The snowy streets and tony lodges of Park City, Utah, home of the Sundance Film Festival, are a world away from the earthquake-ravaged town of Port-au-Prince, Haiti.

That distance will be bridged this weekend, when Flow Nonfiction co-founder David Modigliani presents the creative group's short documentary, "Espwa (Hope)," outside of competition in Park City at a private screening Saturday night.

After the earthquake that rocked Haiti just over a year ago, the small island nation's capital, Port-au-Prince, was devastated. Thousands of people died, hundreds of thousands were displaced and the infrastructure was destroyed.

Tide, as part of its Loads of Hope campaign and in conjunction with Operation Blessing International, shipped 10 energy-efficient washers and dryers to the ravaged country to help clean linens and clothing at Port-au-Prince's General Hospital and Zanmi Beni Orphanage. The combined efforts of Tide and Operation Blessing International led to a cleaner environment for patients and children and saved time for medical services workers who had been cleaning infected linens and clothing by hand.

The filmmakers from Flow Nonfiction documented the delivery of the machines and the transformation at the hospital and orphanage. The project is the most recent example of branded content produced by Modigliani and his partners David Rice (executive producer) and Matt Naylor (creative director) at Flow Nonfiction.

The group met while working on Modigliani's critically acclaimed documentary "Crawford," which examined the sleepy Texas town that became home to George W. Bush's Western White House. During that production, Naylor, who served as the film's editor, and Rice, who composed the score, split their time between working on "Crawford" and post-producing a series of short films for the Clinton Global Initiative.

"We had this simultaneous experience of creating a feature-length creative documentary and making shorter content for nonprofits and socially conscious companies," Naylor said. "The idea of Flow Nonfiction was really born out of that confluence — taking the approach that we took to documentary filmmaking and applying it to promoting good work that is being done out in the world. Plus, after working nights together for nearly a year, we still found that we all liked each other. It would have been a shame not to have continued the partnership."

The trio founded Flow Nonfiction in March 2009. Modigliani, a graduate of Harvard University and the University of Texas' Michener Center for Writers, said the partnership was born out of a desire to give a stronger and more compelling voice to corporations and nongovernmental organizations whose message of social responsibility he felt was not reaching a great enough audience.

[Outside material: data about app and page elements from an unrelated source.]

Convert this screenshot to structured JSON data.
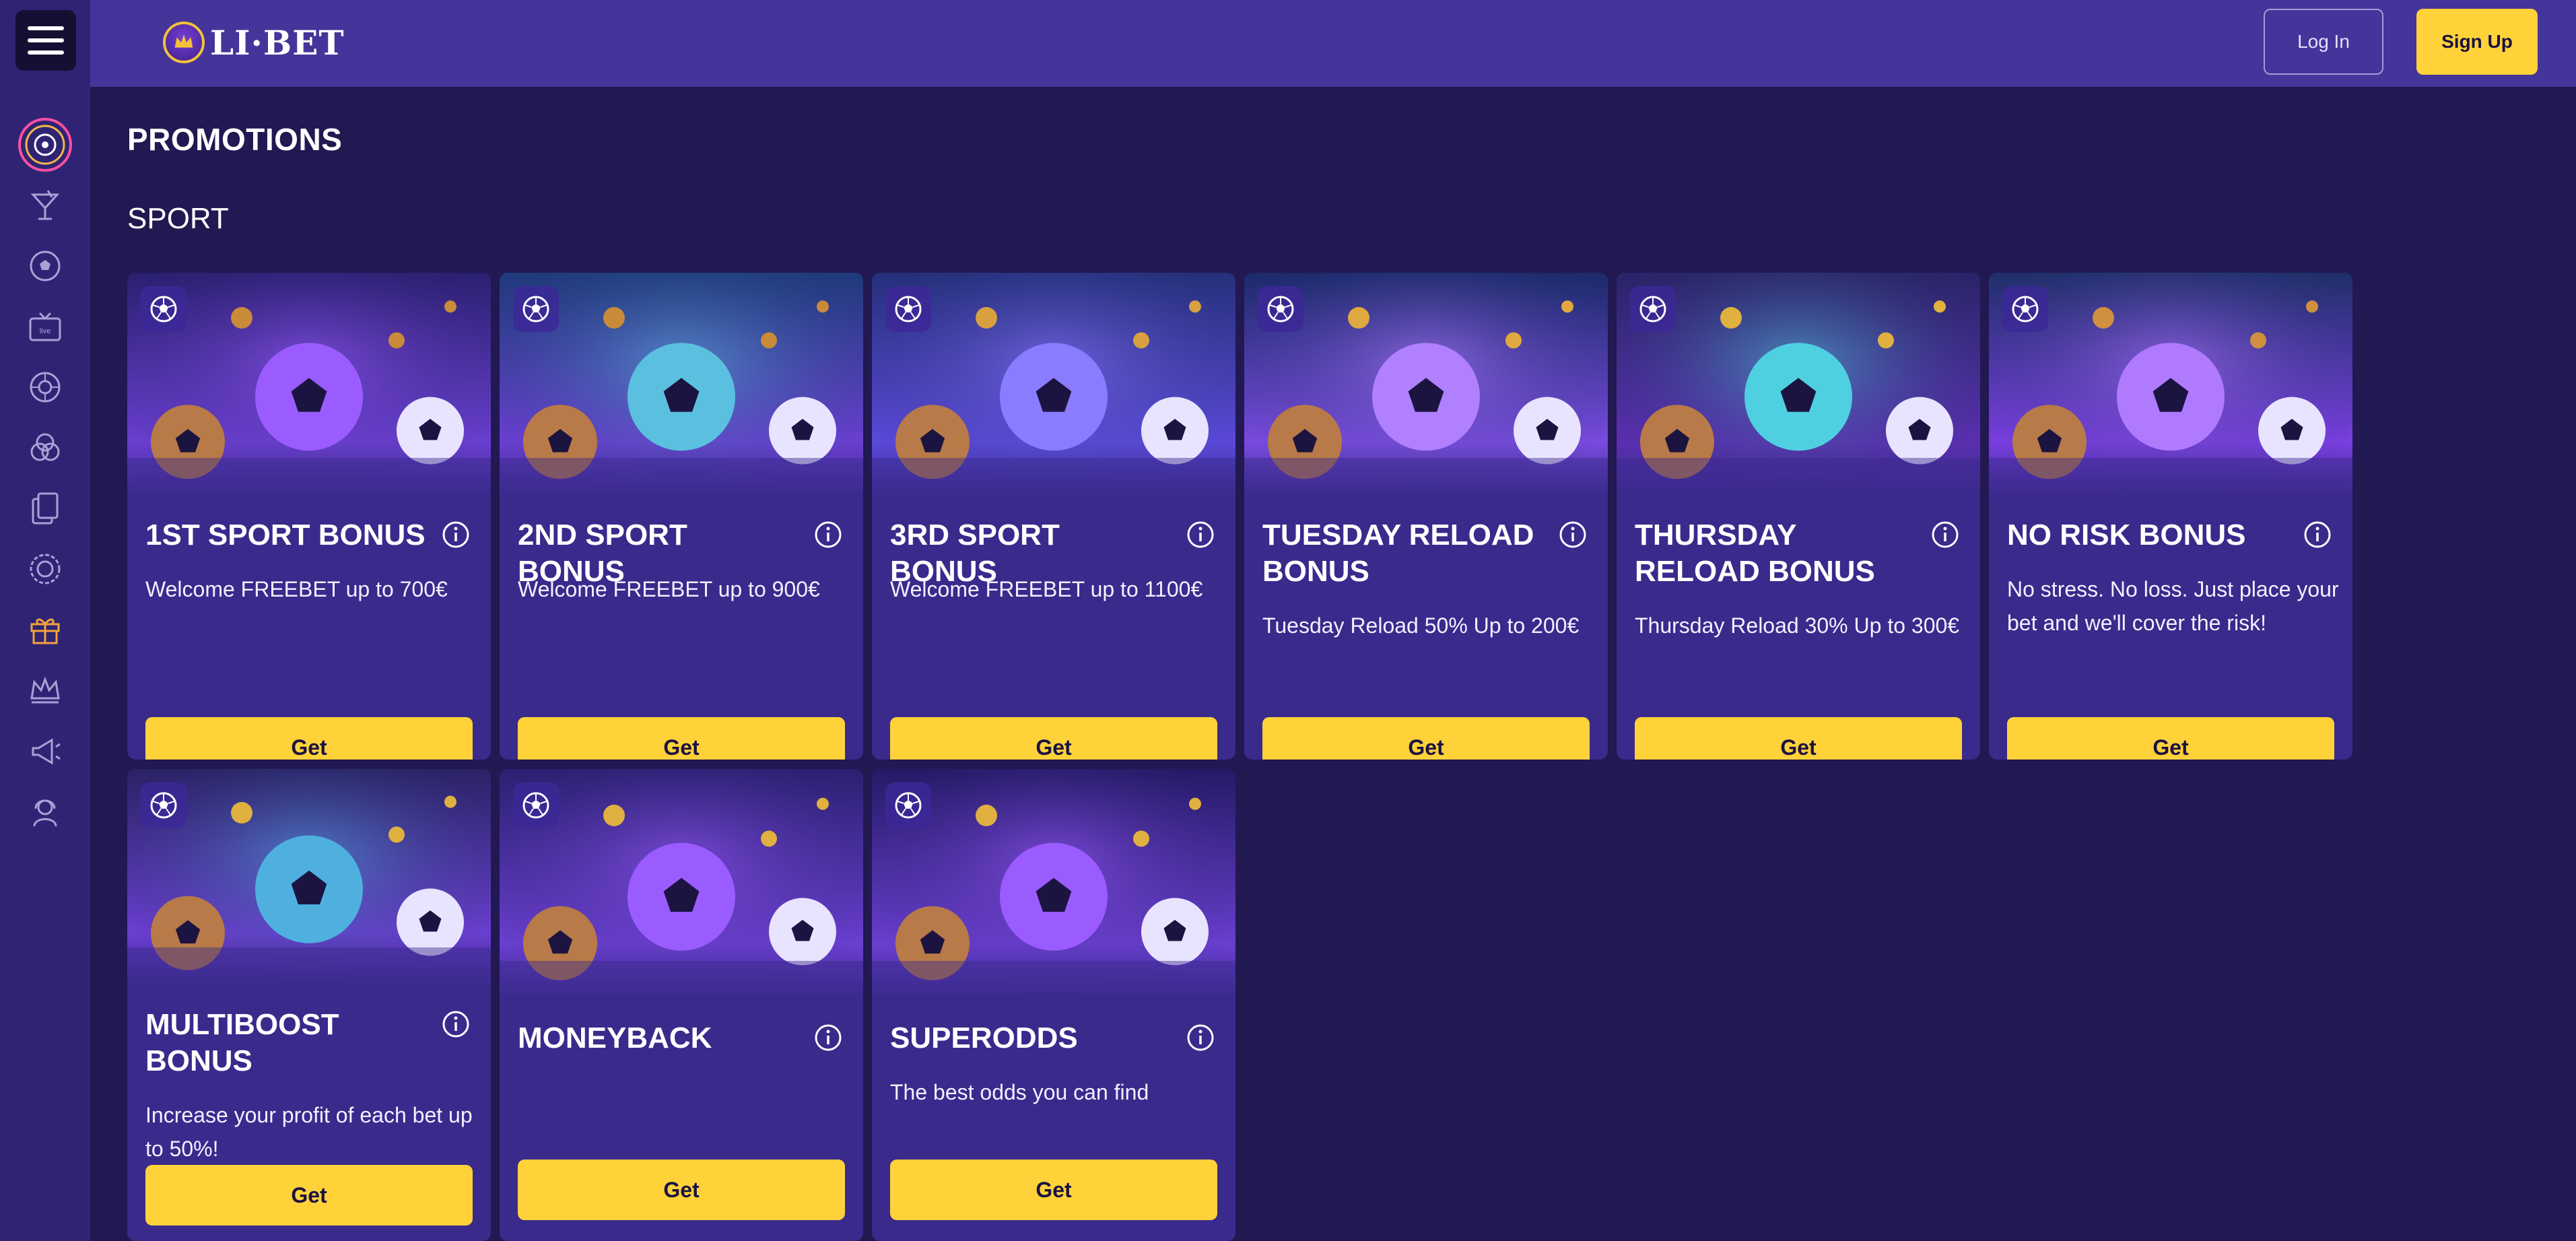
{
  "header": {
    "logo_text": "LI·BET",
    "login_label": "Log In",
    "signup_label": "Sign Up"
  },
  "page": {
    "title": "PROMOTIONS",
    "section": "SPORT"
  },
  "sidebar": {
    "items": [
      {
        "icon": "target-icon",
        "active": true
      },
      {
        "icon": "cocktail-icon"
      },
      {
        "icon": "soccer-ball-icon"
      },
      {
        "icon": "live-tv-icon"
      },
      {
        "icon": "roulette-icon"
      },
      {
        "icon": "poker-chips-icon"
      },
      {
        "icon": "cards-icon"
      },
      {
        "icon": "wheel-icon"
      },
      {
        "icon": "gift-icon",
        "highlight": true
      },
      {
        "icon": "crown-icon"
      },
      {
        "icon": "megaphone-icon"
      },
      {
        "icon": "support-agent-icon"
      }
    ]
  },
  "cards": [
    {
      "title": "1ST SPORT BONUS",
      "desc": "Welcome FREEBET up to 700€",
      "button": "Get"
    },
    {
      "title": "2ND SPORT BONUS",
      "desc": "Welcome FREEBET up to 900€",
      "button": "Get"
    },
    {
      "title": "3RD SPORT BONUS",
      "desc": "Welcome FREEBET up to 1100€",
      "button": "Get"
    },
    {
      "title": "TUESDAY RELOAD BONUS",
      "desc": "Tuesday Reload 50% Up to 200€",
      "button": "Get"
    },
    {
      "title": "THURSDAY RELOAD BONUS",
      "desc": "Thursday Reload 30% Up to 300€",
      "button": "Get"
    },
    {
      "title": "NO RISK BONUS",
      "desc": "No stress. No loss. Just place your bet and we'll cover the risk!",
      "button": "Get"
    },
    {
      "title": "MULTIBOOST BONUS",
      "desc": "Increase your profit of each bet up to 50%!",
      "button": "Get"
    },
    {
      "title": "MONEYBACK",
      "desc": "",
      "button": "Get"
    },
    {
      "title": "SUPERODDS",
      "desc": "The best odds you can find",
      "button": "Get"
    }
  ],
  "colors": {
    "background": "#221852",
    "sidebar": "#2f2474",
    "header": "#45349a",
    "card": "#3a2a8c",
    "accent_yellow": "#ffd23a",
    "active_ring": "#e0409a"
  }
}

"There's a fear of self-congratulation. A lot of these stories wind up buried on page 22 of the sustainability report," Modigliani said. "We thought our storytelling skills as documentary filmmakers lent themselves well to telling these kinds of stories of corporate social responsibility or of the work that nonprofits are doing."

The company runs in a truly collaborative style, with each of the men wearing multiple hats. And with their connections in Austin, they say there is no shortage of talent on which to rely, for everything from production work to musical help. In addition to a local crew on "Espwa," Rice, who composed the moving score for the film, called on Austin musicians such as the Tosca Strings and trumpeter Ephraim Owens.

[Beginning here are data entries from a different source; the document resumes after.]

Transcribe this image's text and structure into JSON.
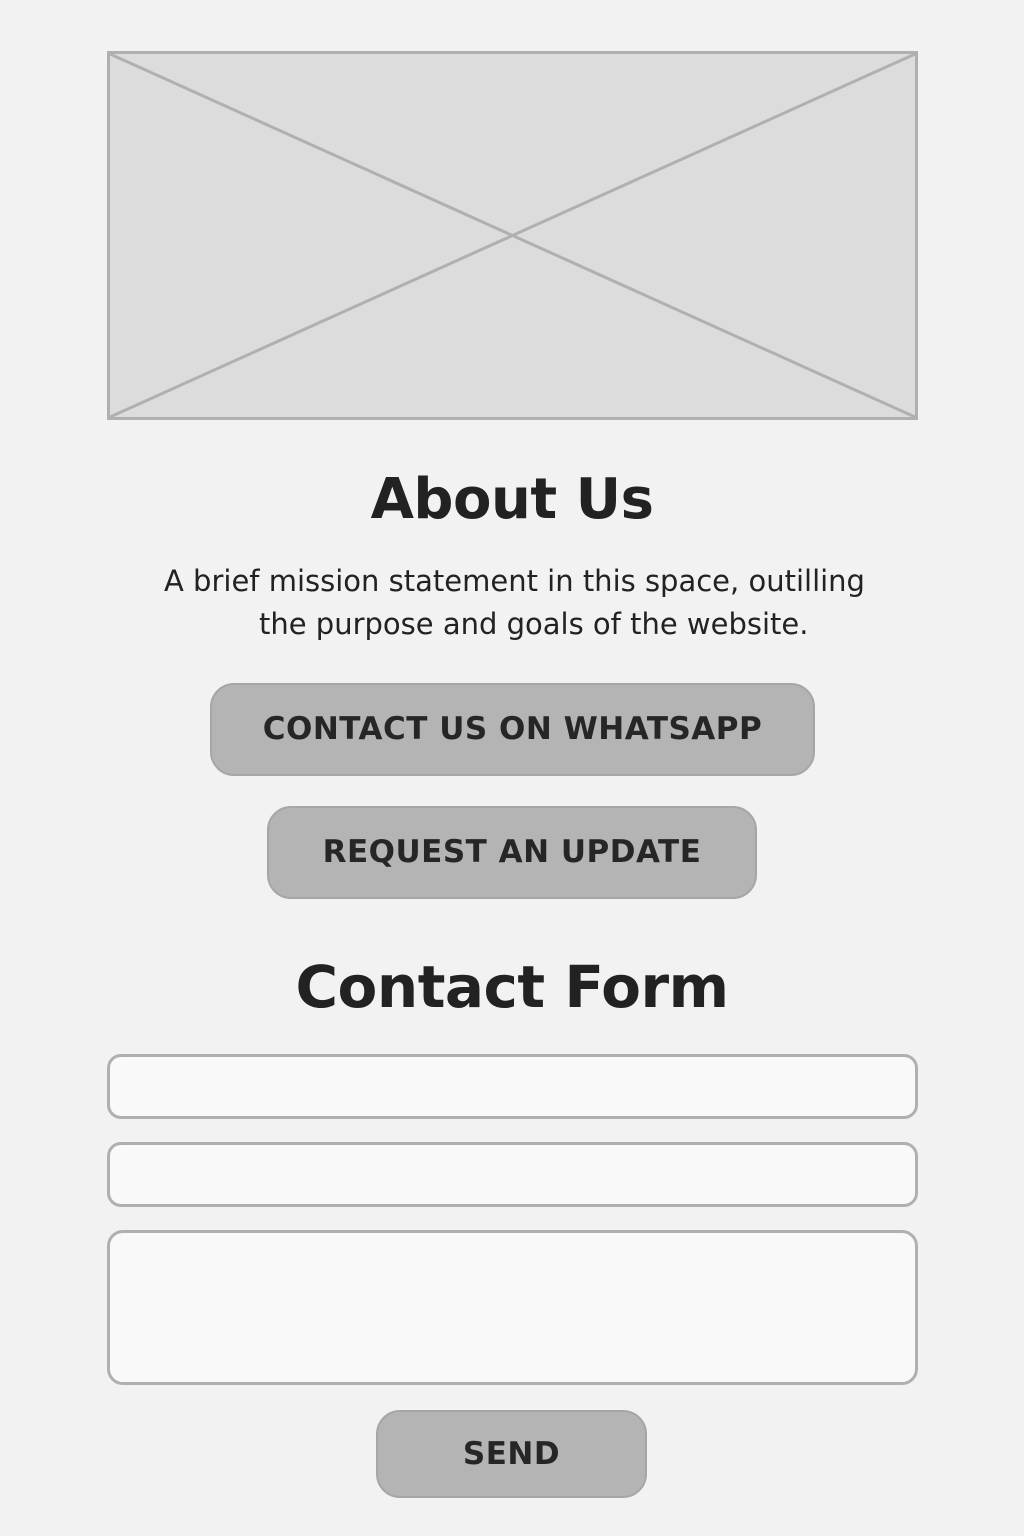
{
  "hero": {
    "icon": "image-placeholder-icon"
  },
  "about": {
    "title": "About Us",
    "mission_line1": "A brief mission statement in this space, outilling",
    "mission_line2": "the purpose and goals of the website."
  },
  "actions": {
    "whatsapp_label": "CONTACT US ON WHATSAPP",
    "update_label": "REQUEST AN UPDATE"
  },
  "contact_form": {
    "title": "Contact Form",
    "field_1_value": "",
    "field_2_value": "",
    "message_value": "",
    "send_label": "SEND"
  },
  "colors": {
    "background": "#f2f2f2",
    "placeholder_fill": "#dcdcdc",
    "border": "#b0b0b0",
    "button_fill": "#b4b4b4",
    "text": "#222222"
  }
}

"Our primary edit bay is right next to my music studio," Rice said, "so Matt and David are able to be a big part of the music creation process. It's always a blast to get them and the musicians together, and we've got such a great pool of talent to work with here in Austin."

Modigliani recognizes that branded content inherently has a promotional element but says clients recognize the need to purvey quality content in order to connect with their consumers on an emotional level outside of a one-to-one traditional advertising format. The co-director of "Espwa" says Tide trusted him and his team to tell the story they envisioned.

"Tide wanted a light hand when it came to branding. u2026 They didn't want it to feel like a promotional video; they wanted it to feel like a film," Modigliani said. "It was a really positive experience in which their notes consistently led us away from a more ad-driven approach and more toward a filmmaking-storytelling approach, and they're positioning the release of it in that way. I'm proud of the storytelling skills and documentary filmmaking skills we brought to the film."

As Flow Nonfiction continues to add to its roster of clients, each of the partners attempts to carve time out to work on various creative projects. But Modigliani says they appreciate the unique opportunity afforded by the branded content.

"The work we're doing brings us to new stories that we would not necessarily have chosen and would not necessarily have had the opportunity to tell," Modigliani said. "We would never have been able to go to Haiti and have that access. Each project brings with it a creative challenge that I feel helps us develop our filmmaking chops. u2026 I'm excited every day when I go into the office to tackle what's happening."

modam@statesman.com